Speaking of written records, it's absolutely essential that you keep all your personal information organized and well-documented. Having all of this information in one place is a necessity to help your loved ones wrap up your affairs, and it will be a boon to those who will be writing your obituary or delivering your eulogy.
The information you include in your files doesn't need to be all related directly to your funeral arrangements, either. If you have any genealogical records, for example, those who come after you in your family are likely to value this information highly. Ephemera like photographs, newspaper clippings, and correspondence all fall into this category as well.
Try to Future-Proof Your Plans
Specifying all the details while making funeral arrangements is optional, but more detail is always helpful for those who will be following your instructions. That said, providing leeway in planning your funeral for the completely unexpected is more important now than ever. In the post-COVID-19 pandemic landscape, for example, the necessities of keeping social distancing rules intact mean that many states have placed severe limitations on large gatherings. This extends to funerals and memorial services, so placing language in your funeral plans to accommodate virtual services will go a long way toward making things easier for your loved ones who desire to see your final wishes fulfilled.
Take the Next Step
It's never too early to begin planning for your own funeral. Remember: this is the ultimate expression and celebration of your life and legacy. It's for your benefit as much as it is for your family and friends, and planning ahead provides you with endless opportunities to decide what you want that celebration to look like and how you want it to take place.
We recommend you start by contacting one of our burial planning consultants.
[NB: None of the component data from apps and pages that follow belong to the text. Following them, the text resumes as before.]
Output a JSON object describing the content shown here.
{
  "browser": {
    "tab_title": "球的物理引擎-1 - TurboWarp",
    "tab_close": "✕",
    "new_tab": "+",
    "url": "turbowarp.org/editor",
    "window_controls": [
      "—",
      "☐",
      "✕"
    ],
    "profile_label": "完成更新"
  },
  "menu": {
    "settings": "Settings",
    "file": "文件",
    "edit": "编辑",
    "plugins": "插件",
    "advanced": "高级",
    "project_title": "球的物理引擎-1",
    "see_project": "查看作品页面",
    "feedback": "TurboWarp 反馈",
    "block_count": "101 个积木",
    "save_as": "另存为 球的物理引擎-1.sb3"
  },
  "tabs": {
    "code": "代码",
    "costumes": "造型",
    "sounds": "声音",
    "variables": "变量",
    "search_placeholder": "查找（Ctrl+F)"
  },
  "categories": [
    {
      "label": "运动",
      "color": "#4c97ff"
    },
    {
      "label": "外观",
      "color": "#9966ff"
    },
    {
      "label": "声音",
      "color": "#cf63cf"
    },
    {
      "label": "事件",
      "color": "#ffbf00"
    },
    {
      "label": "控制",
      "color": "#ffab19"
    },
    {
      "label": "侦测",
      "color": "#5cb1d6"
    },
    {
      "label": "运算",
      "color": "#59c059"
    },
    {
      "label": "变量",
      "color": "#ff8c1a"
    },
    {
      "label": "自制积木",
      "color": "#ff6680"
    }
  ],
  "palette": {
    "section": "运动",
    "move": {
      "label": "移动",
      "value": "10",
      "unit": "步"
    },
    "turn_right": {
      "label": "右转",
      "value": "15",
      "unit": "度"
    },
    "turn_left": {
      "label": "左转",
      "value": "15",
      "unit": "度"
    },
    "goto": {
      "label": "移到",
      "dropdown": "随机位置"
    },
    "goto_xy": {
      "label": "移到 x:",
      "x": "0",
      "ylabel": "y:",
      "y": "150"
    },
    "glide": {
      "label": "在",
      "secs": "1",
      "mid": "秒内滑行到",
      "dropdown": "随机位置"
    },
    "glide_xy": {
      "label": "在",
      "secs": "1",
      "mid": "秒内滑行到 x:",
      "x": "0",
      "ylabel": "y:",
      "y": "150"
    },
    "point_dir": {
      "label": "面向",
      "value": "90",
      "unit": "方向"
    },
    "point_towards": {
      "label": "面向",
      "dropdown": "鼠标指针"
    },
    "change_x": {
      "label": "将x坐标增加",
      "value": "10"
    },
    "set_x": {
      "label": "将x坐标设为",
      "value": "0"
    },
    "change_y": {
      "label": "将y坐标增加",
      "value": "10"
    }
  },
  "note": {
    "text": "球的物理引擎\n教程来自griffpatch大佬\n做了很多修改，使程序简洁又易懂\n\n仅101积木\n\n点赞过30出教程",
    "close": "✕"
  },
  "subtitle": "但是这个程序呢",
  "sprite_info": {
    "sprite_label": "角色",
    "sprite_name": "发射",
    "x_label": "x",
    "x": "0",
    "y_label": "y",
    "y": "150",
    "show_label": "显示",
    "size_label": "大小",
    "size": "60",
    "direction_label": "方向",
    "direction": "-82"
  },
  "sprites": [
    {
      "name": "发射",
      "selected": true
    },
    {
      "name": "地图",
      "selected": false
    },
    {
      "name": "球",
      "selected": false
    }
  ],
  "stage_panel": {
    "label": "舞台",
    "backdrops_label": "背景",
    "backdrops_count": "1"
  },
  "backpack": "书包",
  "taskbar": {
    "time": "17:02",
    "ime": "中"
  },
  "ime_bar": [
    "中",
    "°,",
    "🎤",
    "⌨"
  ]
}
They can meet with you in-person or virtually to discuss these steps in more detail and determine the best plan for you.